Now in its second year, the Holderness Big Mountain program is a rapidly-growing discipline that lives under the school’s Freeski umbrella
. So what makes Big Mountain different from traditional Freeski disciplines like Halfpipe and Slopestyle? Instead of boosting over the 18-foot walls of a halfpipe or grinding rails on a slopestyle course, Big Mountain athletes compete on some of the East Coast’s most difficult natural terrain. This winter, athletes will travel to competitions at Jay Peak, Stowe, Magic Mountain, and Mad River Glen. At each venue, competitors ski or ride on a designated expert trail, scoring points based on how many natural features they hit. Athletes are also judged according to several additional criteria, including control, technique, fluidity, and the overall style and energy. Past competitions have taken place on Mad River Glen’s rugged and rocky Lift Line and the nearly-vertical Face Chutes at Jay Peak. For Big Mountain athletes, competition is all about creativity and split-second problem solving in difficult terrain – not racing against the clock on a manicured course.
“Skiing is a framework for learning life lessons: commitment, dedication, persistence,” Eli says. “It’s a tool, and freeride/big mountain skiing are really cool in that it incorporates some of your own decision making into the process.” Eli should know. Before coming to Holderness, he spent seven years as a coach for the Squaw Valley Big Mountain Team in Squaw Valley, California. While there, he saw firsthand how the Big Mountain program was a perfect fit for kids who loved to ski and ride - but didn’t see themselves competing at a collegiate or professional level. “They didn’t want to go on and ski in D1,” Eli says. “They wanted to just enjoy skiing and be in the mountains and train and compete and have a community that they felt was supportive of that.”

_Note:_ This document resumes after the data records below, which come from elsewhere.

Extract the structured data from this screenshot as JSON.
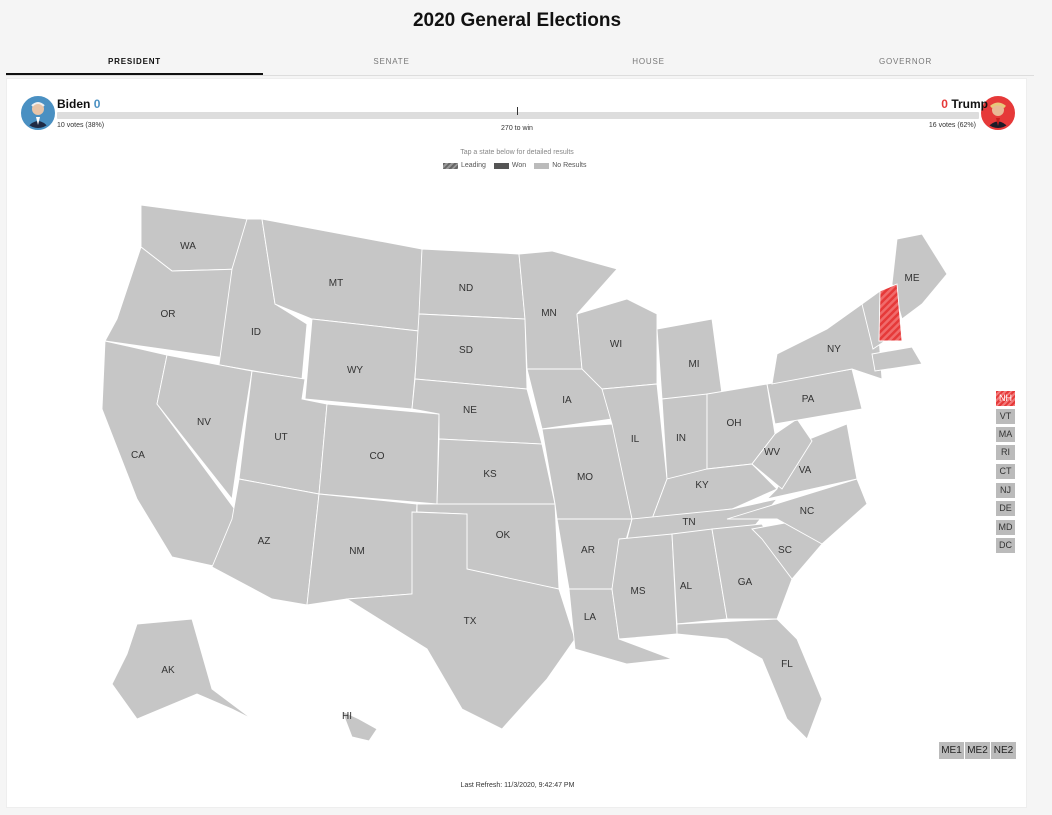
{
  "page": {
    "title": "2020 General Elections"
  },
  "tabs": [
    "PRESIDENT",
    "SENATE",
    "HOUSE",
    "GOVERNOR"
  ],
  "candidates": {
    "biden": {
      "name": "Biden",
      "electoral_votes": "0",
      "votes_text": "10 votes (38%)",
      "color": "#4a90c2"
    },
    "trump": {
      "name": "Trump",
      "electoral_votes": "0",
      "votes_text": "16 votes (62%)",
      "color": "#e63939"
    }
  },
  "to_win": "270 to win",
  "hint": "Tap a state below for detailed results",
  "legend": [
    "Leading",
    "Won",
    "No Results"
  ],
  "small_states": [
    "NH",
    "VT",
    "MA",
    "RI",
    "CT",
    "NJ",
    "DE",
    "MD",
    "DC"
  ],
  "districts": [
    "ME1",
    "ME2",
    "NE2"
  ],
  "last_refresh": "Last Refresh: 11/3/2020, 9:42:47 PM",
  "states": {
    "WA": "WA",
    "OR": "OR",
    "CA": "CA",
    "ID": "ID",
    "NV": "NV",
    "MT": "MT",
    "WY": "WY",
    "UT": "UT",
    "AZ": "AZ",
    "CO": "CO",
    "NM": "NM",
    "ND": "ND",
    "SD": "SD",
    "NE": "NE",
    "KS": "KS",
    "OK": "OK",
    "TX": "TX",
    "MN": "MN",
    "IA": "IA",
    "MO": "MO",
    "AR": "AR",
    "LA": "LA",
    "WI": "WI",
    "IL": "IL",
    "MI": "MI",
    "IN": "IN",
    "OH": "OH",
    "KY": "KY",
    "TN": "TN",
    "MS": "MS",
    "AL": "AL",
    "GA": "GA",
    "FL": "FL",
    "SC": "SC",
    "NC": "NC",
    "VA": "VA",
    "WV": "WV",
    "PA": "PA",
    "NY": "NY",
    "ME": "ME",
    "AK": "AK",
    "HI": "HI"
  },
  "colors": {
    "no_results": "#c6c6c6",
    "leading_republican": "#e63939"
  }
}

If any community can support Big Mountain skiers and riders, it’s Holderness. With the school’s close proximity to training grounds at Loon Mountain and Cannon Mountain, Holderness is a de facto Big Mountain factory. And it’s no secret that Holderness develops some of the best skiers and snowboarders on the planet. Since 1940, Holderness has sent 17 athletes to the Olympics – most recently skiers Julia Ford ’08 and Julia Marino ’11, who competed in Sochi in 2014. The school even managed to produce one of the biggest big mountain skiers of all time - World Extreme Skiing Champion and X-Games medalist Chris Davenport ’89 - without even trying. Now, it’s trying.
Throughout the winter, Big Mountain athletes will divide their on-slope time between Loon and Cannon. At Loon, they’ll use some of the best terrain parks on the East Coast to learn valuable technical skills, like air awareness, from the school’s high-caliber freestyle coaches. At Cannon, they’ll apply those skills on the kind of rugged, natural terrain they will compete on. On-snow training will be complemented by training on campus, where athletes will use the school’s trampoline – and a planned air bag - to dial in the tricks they’ll perform in competitions. It’s a recipe for Big Mountain success, and one few other prep schools have followed. Holderness is leading the way in Big Mountain skiing and riding, just as it did when it started its Freeski & Snowboard program more than a decade ago. “We jumped on the Freeski-Slopestyle piece way before our peers did,” says Director of Snowboard & Freeski Alan Smarse. “Now, looking at trends, it’s hard to ignore that the Big Mountain piece is going to be that next thing in three years.”
With its strong focus on academics and athletics, Holderness offers the perfect environment for Big Mountain athletes to pursue the sport they love - without sacrificing their education. “Right now our peers really aren’t involved in playing in this area,” Alan says. “If you want a prep school experience and you want to be supported to the highest level that you can attain, I want Holderness to be the only place to do that.”